This book constitutes a fascinating and in-depth analysis of the significance of the requirement of industrial application within gene patenting and how this influences innovation in Europe and the US. The author addresses an area normally overlooked in biotechnology patenting due to the predominance of the ethical debate and, in doing so, produces a unique approach to dealing with concerns in this field.
Patenting Genes: The Requirement of Industrial Application is the result of extensive research into the legal history of the industrial application requirement as well as exploration of the broad range of decisions on DNA patentability. This requirement has taken a prominent role within DNA patenting decisions in Europe since the 1998 Biotech Directive, which Dr Díaz Pozo argues has worked efficiently to control claims to human gene sequences and encouraged progress in genetic research. A broad selection of decisions on the patentability of DNA in both European Union and US courts is discussed, emphasizing the mirroring of the European approach in US cases.

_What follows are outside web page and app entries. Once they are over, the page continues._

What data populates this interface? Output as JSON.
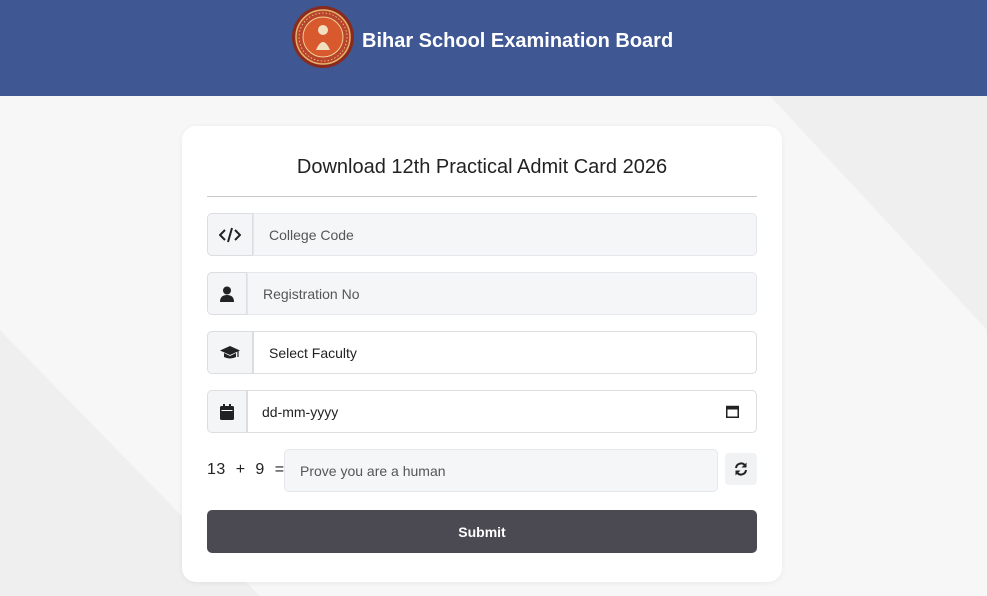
{
  "header": {
    "title": "Bihar School Examination Board",
    "logo_icon": "bseb-seal-logo",
    "bg_color": "#3f5893"
  },
  "form": {
    "title": "Download 12th Practical Admit Card 2026",
    "college_code": {
      "placeholder": "College Code",
      "icon": "code-icon"
    },
    "registration_no": {
      "placeholder": "Registration No",
      "icon": "user-icon"
    },
    "faculty": {
      "selected": "Select Faculty",
      "icon": "graduation-cap-icon"
    },
    "date": {
      "placeholder": "dd-mm-yyyy",
      "icon": "calendar-icon"
    },
    "captcha": {
      "question": "13  +  9  =",
      "placeholder": "Prove you are a human",
      "refresh_icon": "refresh-icon"
    },
    "submit_label": "Submit",
    "submit_color": "#4b4a53"
  }
}
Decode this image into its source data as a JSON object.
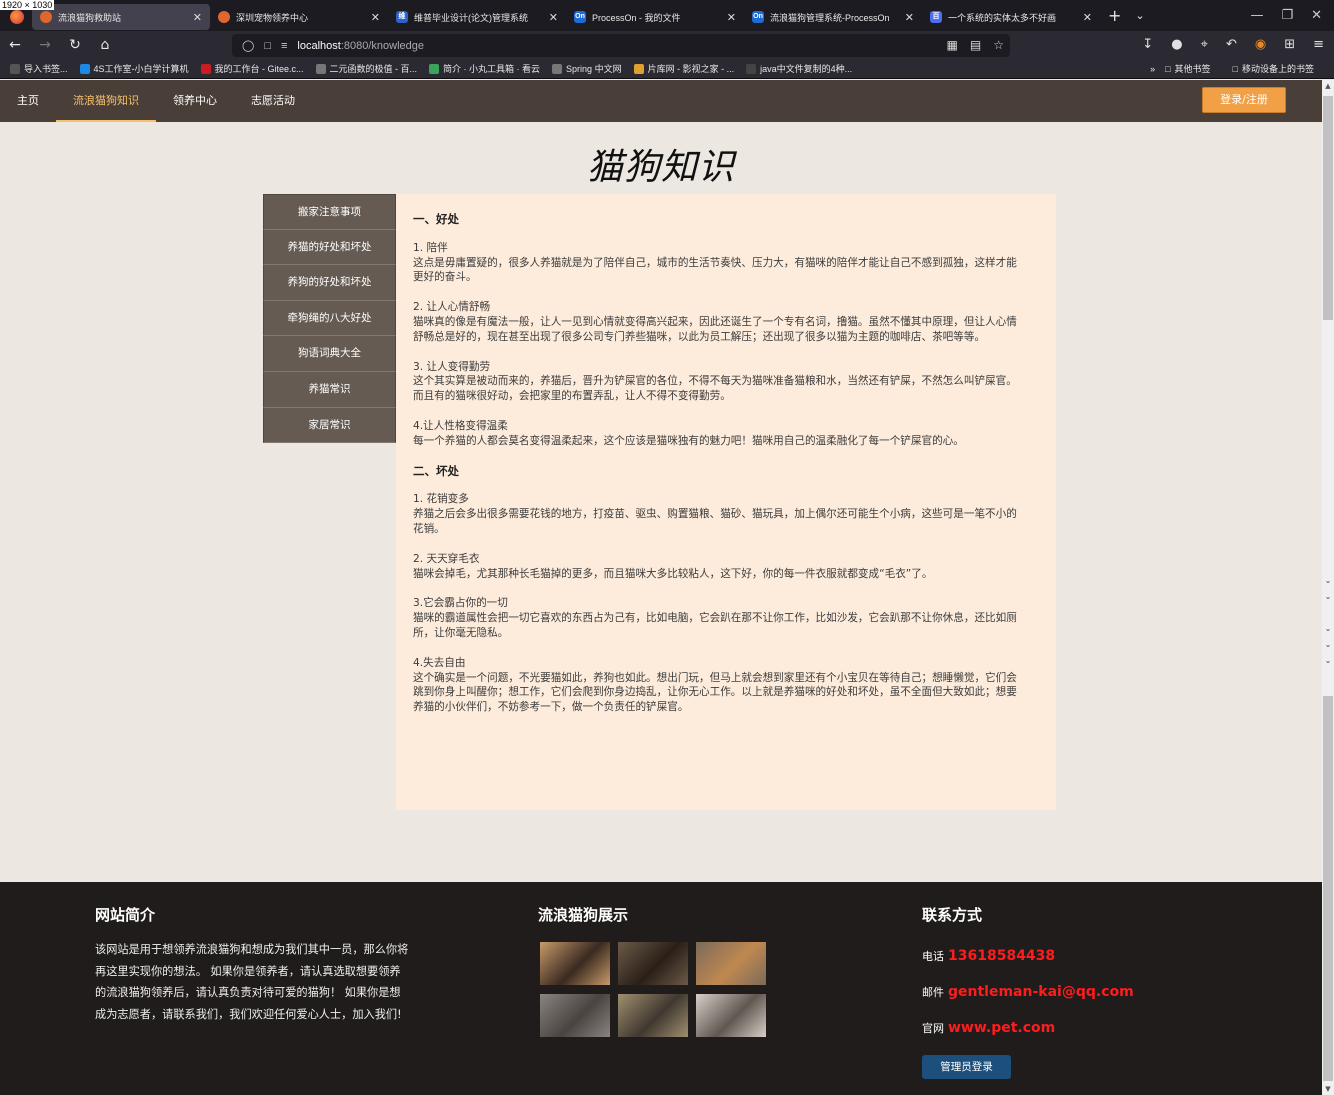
{
  "overlay": {
    "dimensions": "1920 × 1030"
  },
  "browser": {
    "tabs": [
      {
        "label": "流浪猫狗救助站",
        "color": "#e0662f",
        "glyph": ""
      },
      {
        "label": "深圳宠物领养中心",
        "color": "#e0662f",
        "glyph": ""
      },
      {
        "label": "维普毕业设计(论文)管理系统",
        "color": "#2a62c9",
        "glyph": "维"
      },
      {
        "label": "ProcessOn - 我的文件",
        "color": "#1e6cd4",
        "glyph": "On"
      },
      {
        "label": "流浪猫狗管理系统-ProcessOn",
        "color": "#1e6cd4",
        "glyph": "On"
      },
      {
        "label": "一个系统的实体太多不好画",
        "color": "#4e6ef2",
        "glyph": "百"
      }
    ],
    "url_host": "localhost",
    "url_path": ":8080/knowledge",
    "bookmarks": [
      {
        "label": "导入书签...",
        "color": "#555"
      },
      {
        "label": "4S工作室-小白学计算机",
        "color": "#1e88e5"
      },
      {
        "label": "我的工作台 - Gitee.c...",
        "color": "#c71d23"
      },
      {
        "label": "二元函数的极值 - 百...",
        "color": "#777"
      },
      {
        "label": "简介 · 小丸工具箱 · 看云",
        "color": "#3aa45a"
      },
      {
        "label": "Spring 中文网",
        "color": "#777"
      },
      {
        "label": "片库网 - 影视之家 - ...",
        "color": "#e0a030"
      },
      {
        "label": "java中文件复制的4种...",
        "color": "#444"
      }
    ],
    "bookmarks_other": "其他书签",
    "bookmarks_mobile": "移动设备上的书签"
  },
  "site": {
    "nav": [
      {
        "label": "主页",
        "active": false
      },
      {
        "label": "流浪猫狗知识",
        "active": true
      },
      {
        "label": "领养中心",
        "active": false
      },
      {
        "label": "志愿活动",
        "active": false
      }
    ],
    "login_label": "登录/注册",
    "page_title": "猫狗知识",
    "side_menu": [
      "搬家注意事项",
      "养猫的好处和坏处",
      "养狗的好处和坏处",
      "牵狗绳的八大好处",
      "狗语词典大全",
      "养猫常识",
      "家居常识"
    ],
    "article": {
      "h1": "一、好处",
      "good": [
        {
          "title": "1. 陪伴",
          "body": "这点是毋庸置疑的，很多人养猫就是为了陪伴自己，城市的生活节奏快、压力大，有猫咪的陪伴才能让自己不感到孤独，这样才能更好的奋斗。"
        },
        {
          "title": "2. 让人心情舒畅",
          "body": "猫咪真的像是有魔法一般，让人一见到心情就变得高兴起来，因此还诞生了一个专有名词，撸猫。虽然不懂其中原理，但让人心情舒畅总是好的，现在甚至出现了很多公司专门养些猫咪，以此为员工解压；还出现了很多以猫为主题的咖啡店、茶吧等等。"
        },
        {
          "title": "3. 让人变得勤劳",
          "body": "这个其实算是被动而来的，养猫后，晋升为铲屎官的各位，不得不每天为猫咪准备猫粮和水，当然还有铲屎，不然怎么叫铲屎官。而且有的猫咪很好动，会把家里的布置弄乱，让人不得不变得勤劳。"
        },
        {
          "title": "4.让人性格变得温柔",
          "body": "每一个养猫的人都会莫名变得温柔起来，这个应该是猫咪独有的魅力吧！猫咪用自己的温柔融化了每一个铲屎官的心。"
        }
      ],
      "h2": "二、坏处",
      "bad": [
        {
          "title": "1. 花销变多",
          "body": "养猫之后会多出很多需要花钱的地方，打疫苗、驱虫、购置猫粮、猫砂、猫玩具，加上偶尔还可能生个小病，这些可是一笔不小的花销。"
        },
        {
          "title": "2. 天天穿毛衣",
          "body": "猫咪会掉毛，尤其那种长毛猫掉的更多，而且猫咪大多比较粘人，这下好，你的每一件衣服就都变成“毛衣”了。"
        },
        {
          "title": "3.它会霸占你的一切",
          "body": "猫咪的霸道属性会把一切它喜欢的东西占为己有，比如电脑，它会趴在那不让你工作，比如沙发，它会趴那不让你休息，还比如厕所，让你毫无隐私。"
        },
        {
          "title": "4.失去自由",
          "body": "这个确实是一个问题，不光要猫如此，养狗也如此。想出门玩，但马上就会想到家里还有个小宝贝在等待自己；想睡懒觉，它们会跳到你身上叫醒你；想工作，它们会爬到你身边捣乱，让你无心工作。以上就是养猫咪的好处和坏处，虽不全面但大致如此；想要养猫的小伙伴们，不妨参考一下，做一个负责任的铲屎官。"
        }
      ]
    }
  },
  "footer": {
    "intro_title": "网站简介",
    "intro_text": "该网站是用于想领养流浪猫狗和想成为我们其中一员，那么你将再这里实现你的想法。 如果你是领养者，请认真选取想要领养的流浪猫狗领养后，请认真负责对待可爱的猫狗！ 如果你是想成为志愿者，请联系我们，我们欢迎任何爱心人士，加入我们!",
    "gallery_title": "流浪猫狗展示",
    "gallery": [
      {
        "c1": "#c89a6a",
        "c2": "#3a2a20"
      },
      {
        "c1": "#6b5a48",
        "c2": "#2a2018"
      },
      {
        "c1": "#7a6a5a",
        "c2": "#c08850"
      },
      {
        "c1": "#8a8480",
        "c2": "#4a4440"
      },
      {
        "c1": "#a09070",
        "c2": "#403830"
      },
      {
        "c1": "#d8d0c8",
        "c2": "#605850"
      }
    ],
    "contact_title": "联系方式",
    "phone_label": "电话",
    "phone": "13618584438",
    "email_label": "邮件",
    "email": "gentleman-kai@qq.com",
    "site_label": "官网",
    "site": "www.pet.com",
    "admin_label": "管理员登录"
  }
}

Academics and students of patent law and biotechnology innovation, as well as policy formulators, will find this book of great interest and value. Activists and practitioners interested in the patentability of human gene inventions in Europe and the US will also benefit from this original work.